Police Admit Speeding Tickets Issued for Entrapment by Road Layouts
Road safety industry in Cambridge benefits from speeding tickets issued for driving safely.
In an interview in the Cambridge News 1
, the police have admitted that drivers are being caught ‘speeding’ because the speed limit doesn't match the road layout. 50,000 speeding fines are being issued in Cambridge each year and 1,900 drivers are offered a ‘speed awareness course’ for driving safely.
ABD Spokesman and former traffic police officer Keith Peat said:
“If ‘speeding’ causes accidents, then where are Cambridge's 50,000 crashes a year?
What many of these 50,000 drivers are showing is that the speed limits are too low. Inspector Hale admits that people have been getting caught out by the fact that the road layout makes a higher speed limit seem appropriate. If he is aware of that, then it is wrong to set up cameras at these places and trap people. The speed limits should be raised in line with the ‘85th Percentile’ rule 2 or the signage improved.”
The ABD have been aware of the effect of unintentional speeding caused by inviting road layouts for some time and have been experimenting with a driver's database to register these locations in advance of prosecution. Now that we have an admission of this 'entrapment' effect by a senior traffic officer, we are ready to trial it with the general public. Magistrates should be made aware of these layout issues in speeding cases, the best evidence of a layout problem is of course the number of drivers being prosecuted at the same location. It is simply wrong to target these areas and prosecute people if the layout and speed limit do not match, especially if there are no other means to remind a driver of a limit.
NOTES FOR EDITORS
1. Cambridge News —Tell us your views on speed cameras and fines as 50,000 a year dished out
Quote from Inspector Clinton Hale: “They are learning that they often assume the speed limit because of the road layout and are getting caught out because they have been wrong.”
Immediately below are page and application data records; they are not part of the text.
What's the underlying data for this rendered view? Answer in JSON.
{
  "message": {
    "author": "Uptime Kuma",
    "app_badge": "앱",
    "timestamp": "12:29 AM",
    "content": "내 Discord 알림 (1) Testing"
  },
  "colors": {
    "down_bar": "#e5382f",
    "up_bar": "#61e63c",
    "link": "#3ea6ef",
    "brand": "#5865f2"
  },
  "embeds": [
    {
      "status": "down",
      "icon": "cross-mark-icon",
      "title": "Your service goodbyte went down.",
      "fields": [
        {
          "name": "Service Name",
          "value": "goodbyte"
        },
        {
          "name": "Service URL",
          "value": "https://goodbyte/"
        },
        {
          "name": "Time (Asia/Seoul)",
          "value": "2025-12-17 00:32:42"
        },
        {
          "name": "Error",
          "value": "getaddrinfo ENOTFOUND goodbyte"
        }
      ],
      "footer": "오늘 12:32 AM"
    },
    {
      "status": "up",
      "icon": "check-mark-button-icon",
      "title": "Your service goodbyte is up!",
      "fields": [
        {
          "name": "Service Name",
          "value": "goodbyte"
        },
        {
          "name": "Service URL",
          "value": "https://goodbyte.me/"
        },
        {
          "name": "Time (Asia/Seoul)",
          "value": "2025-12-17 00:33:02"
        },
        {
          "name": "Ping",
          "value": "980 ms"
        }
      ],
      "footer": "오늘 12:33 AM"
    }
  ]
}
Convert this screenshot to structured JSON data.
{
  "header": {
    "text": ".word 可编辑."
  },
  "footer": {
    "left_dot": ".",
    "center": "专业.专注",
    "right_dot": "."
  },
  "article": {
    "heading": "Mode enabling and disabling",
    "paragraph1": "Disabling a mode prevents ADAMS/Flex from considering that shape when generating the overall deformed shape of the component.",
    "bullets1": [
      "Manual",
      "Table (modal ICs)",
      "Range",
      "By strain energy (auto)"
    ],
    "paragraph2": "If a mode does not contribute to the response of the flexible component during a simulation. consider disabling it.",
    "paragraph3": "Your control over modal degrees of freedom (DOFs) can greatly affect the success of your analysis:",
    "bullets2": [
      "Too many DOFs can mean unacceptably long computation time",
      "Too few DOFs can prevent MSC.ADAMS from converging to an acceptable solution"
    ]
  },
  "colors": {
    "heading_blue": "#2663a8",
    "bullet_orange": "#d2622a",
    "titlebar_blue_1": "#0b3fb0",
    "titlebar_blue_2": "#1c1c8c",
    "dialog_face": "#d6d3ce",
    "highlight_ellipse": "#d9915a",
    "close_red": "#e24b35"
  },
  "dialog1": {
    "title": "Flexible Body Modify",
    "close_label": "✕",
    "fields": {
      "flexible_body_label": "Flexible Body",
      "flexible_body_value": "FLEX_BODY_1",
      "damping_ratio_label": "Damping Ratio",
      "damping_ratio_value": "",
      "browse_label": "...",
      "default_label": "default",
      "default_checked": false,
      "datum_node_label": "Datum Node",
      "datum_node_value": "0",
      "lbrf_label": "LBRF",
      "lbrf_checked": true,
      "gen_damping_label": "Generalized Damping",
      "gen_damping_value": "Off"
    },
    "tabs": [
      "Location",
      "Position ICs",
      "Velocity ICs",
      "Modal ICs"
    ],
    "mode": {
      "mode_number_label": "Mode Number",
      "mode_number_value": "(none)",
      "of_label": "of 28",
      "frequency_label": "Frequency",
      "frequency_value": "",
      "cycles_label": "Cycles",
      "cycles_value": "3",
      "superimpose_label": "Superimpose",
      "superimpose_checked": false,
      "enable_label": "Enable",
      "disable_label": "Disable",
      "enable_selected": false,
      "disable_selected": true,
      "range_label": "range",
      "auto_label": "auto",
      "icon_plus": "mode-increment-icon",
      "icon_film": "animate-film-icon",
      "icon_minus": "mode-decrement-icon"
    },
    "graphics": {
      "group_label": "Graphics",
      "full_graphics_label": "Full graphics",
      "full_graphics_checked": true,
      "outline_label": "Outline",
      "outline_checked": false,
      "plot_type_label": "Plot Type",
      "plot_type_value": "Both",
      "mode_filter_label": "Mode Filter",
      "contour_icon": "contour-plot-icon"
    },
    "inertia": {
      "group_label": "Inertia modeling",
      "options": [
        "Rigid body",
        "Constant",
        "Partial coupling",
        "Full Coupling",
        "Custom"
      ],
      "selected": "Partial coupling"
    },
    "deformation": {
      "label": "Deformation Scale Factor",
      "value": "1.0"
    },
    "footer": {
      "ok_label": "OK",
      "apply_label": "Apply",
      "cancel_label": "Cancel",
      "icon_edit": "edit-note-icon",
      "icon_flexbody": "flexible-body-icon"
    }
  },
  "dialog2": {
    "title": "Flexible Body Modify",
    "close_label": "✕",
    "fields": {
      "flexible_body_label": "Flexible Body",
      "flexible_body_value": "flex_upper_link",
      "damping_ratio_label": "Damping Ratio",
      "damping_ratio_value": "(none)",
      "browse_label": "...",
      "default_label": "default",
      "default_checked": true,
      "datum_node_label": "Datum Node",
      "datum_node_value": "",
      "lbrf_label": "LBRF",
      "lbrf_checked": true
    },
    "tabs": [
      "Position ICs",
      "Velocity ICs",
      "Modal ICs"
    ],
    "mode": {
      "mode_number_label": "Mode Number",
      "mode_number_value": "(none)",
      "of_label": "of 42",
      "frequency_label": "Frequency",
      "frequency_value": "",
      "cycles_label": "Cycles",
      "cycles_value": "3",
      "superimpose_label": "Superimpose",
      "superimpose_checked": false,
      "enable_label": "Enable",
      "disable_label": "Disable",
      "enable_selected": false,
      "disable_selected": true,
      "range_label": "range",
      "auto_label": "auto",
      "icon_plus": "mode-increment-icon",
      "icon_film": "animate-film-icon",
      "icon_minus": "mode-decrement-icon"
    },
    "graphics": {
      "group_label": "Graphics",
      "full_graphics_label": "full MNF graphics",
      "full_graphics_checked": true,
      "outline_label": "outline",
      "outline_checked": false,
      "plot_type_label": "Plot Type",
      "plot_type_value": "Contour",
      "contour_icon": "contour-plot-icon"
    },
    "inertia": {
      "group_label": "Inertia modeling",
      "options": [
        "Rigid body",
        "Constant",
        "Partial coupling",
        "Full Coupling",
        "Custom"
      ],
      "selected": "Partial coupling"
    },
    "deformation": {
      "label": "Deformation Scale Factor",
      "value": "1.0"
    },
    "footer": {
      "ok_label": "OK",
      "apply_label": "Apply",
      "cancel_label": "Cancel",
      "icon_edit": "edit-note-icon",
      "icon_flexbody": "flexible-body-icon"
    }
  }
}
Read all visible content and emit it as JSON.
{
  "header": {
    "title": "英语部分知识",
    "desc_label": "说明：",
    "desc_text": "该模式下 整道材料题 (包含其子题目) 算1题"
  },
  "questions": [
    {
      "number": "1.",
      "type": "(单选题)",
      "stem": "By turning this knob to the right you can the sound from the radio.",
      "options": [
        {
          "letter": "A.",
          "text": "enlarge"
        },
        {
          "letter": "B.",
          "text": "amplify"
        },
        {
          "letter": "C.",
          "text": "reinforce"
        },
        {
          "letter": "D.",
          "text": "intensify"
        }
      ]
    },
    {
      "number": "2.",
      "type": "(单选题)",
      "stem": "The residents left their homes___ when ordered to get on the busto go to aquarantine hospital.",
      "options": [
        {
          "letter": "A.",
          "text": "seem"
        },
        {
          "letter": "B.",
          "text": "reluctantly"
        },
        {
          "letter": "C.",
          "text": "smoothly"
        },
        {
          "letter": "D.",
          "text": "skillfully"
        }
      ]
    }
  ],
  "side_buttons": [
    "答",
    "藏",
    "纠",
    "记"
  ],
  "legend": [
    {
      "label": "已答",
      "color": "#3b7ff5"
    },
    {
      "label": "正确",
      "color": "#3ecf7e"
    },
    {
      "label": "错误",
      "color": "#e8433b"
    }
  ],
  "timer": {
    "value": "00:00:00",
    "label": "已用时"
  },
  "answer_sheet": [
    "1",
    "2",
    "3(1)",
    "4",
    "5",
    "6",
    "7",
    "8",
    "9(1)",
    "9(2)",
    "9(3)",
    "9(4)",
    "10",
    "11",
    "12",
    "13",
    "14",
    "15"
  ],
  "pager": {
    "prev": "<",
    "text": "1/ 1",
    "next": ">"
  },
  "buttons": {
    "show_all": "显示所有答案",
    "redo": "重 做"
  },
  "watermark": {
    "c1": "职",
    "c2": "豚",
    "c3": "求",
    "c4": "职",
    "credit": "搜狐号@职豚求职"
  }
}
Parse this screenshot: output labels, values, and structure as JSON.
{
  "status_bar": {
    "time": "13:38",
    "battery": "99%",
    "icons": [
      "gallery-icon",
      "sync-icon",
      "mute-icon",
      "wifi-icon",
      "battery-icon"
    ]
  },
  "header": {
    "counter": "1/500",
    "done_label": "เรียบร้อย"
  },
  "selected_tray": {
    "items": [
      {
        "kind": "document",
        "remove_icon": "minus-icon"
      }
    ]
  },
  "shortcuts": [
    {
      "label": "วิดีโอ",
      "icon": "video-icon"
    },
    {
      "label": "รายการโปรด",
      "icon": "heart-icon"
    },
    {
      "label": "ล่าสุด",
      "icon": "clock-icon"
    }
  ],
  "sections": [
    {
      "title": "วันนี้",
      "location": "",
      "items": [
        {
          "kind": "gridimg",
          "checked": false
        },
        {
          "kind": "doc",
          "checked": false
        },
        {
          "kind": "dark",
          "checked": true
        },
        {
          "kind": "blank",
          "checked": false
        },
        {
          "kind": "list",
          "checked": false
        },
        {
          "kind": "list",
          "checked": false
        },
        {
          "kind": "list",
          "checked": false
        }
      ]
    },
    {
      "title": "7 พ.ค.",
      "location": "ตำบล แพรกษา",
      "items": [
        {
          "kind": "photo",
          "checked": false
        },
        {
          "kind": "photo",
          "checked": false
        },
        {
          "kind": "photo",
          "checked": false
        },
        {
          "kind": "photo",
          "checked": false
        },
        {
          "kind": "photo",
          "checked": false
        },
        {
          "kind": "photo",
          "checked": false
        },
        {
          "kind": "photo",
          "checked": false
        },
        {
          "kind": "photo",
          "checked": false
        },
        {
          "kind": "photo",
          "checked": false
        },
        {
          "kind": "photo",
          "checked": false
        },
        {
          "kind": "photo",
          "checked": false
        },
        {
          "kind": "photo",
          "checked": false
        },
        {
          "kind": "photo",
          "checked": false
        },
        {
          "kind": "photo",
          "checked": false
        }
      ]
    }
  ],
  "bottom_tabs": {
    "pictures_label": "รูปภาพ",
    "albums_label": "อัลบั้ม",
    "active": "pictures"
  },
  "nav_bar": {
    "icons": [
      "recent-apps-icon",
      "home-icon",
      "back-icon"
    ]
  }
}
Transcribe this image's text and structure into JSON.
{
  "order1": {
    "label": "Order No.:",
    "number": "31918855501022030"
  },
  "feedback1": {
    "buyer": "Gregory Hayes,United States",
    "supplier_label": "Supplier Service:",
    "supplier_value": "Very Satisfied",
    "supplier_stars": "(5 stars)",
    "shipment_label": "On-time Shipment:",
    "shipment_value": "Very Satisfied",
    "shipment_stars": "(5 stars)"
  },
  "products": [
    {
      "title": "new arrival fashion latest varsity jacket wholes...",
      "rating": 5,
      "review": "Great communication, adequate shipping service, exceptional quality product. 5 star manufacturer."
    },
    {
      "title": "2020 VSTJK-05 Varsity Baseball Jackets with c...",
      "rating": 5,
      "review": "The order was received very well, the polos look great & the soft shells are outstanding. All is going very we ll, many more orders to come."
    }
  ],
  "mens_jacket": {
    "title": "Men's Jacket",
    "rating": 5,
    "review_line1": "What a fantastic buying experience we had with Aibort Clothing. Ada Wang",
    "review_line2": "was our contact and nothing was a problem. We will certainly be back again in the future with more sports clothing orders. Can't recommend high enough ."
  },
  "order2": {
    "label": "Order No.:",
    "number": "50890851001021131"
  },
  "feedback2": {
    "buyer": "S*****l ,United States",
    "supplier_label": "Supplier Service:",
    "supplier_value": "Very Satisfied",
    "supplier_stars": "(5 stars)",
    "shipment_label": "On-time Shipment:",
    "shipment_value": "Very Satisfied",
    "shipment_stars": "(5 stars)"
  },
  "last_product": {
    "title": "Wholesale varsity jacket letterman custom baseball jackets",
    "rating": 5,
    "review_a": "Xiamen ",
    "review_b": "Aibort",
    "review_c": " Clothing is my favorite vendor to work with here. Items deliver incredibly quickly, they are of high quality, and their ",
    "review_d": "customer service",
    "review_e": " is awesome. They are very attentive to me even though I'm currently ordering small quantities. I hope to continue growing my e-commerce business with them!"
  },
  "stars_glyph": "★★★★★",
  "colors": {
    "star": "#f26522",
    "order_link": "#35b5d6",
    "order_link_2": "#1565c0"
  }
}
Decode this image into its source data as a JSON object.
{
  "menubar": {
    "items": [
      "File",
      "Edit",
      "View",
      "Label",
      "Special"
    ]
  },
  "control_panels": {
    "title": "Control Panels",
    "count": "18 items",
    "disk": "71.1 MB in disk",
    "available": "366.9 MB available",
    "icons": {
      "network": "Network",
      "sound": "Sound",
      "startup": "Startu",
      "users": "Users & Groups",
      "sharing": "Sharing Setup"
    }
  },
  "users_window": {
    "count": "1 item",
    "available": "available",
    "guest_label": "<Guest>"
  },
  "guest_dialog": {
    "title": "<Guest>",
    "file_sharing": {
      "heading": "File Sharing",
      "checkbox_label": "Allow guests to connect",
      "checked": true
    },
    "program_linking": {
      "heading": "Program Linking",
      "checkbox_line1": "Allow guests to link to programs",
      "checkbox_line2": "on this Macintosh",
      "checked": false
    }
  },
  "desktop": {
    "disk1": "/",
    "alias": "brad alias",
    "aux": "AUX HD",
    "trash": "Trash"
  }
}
2. Speed Limits: their correct use, setting, and enforcement
Notes for Editors about the ABD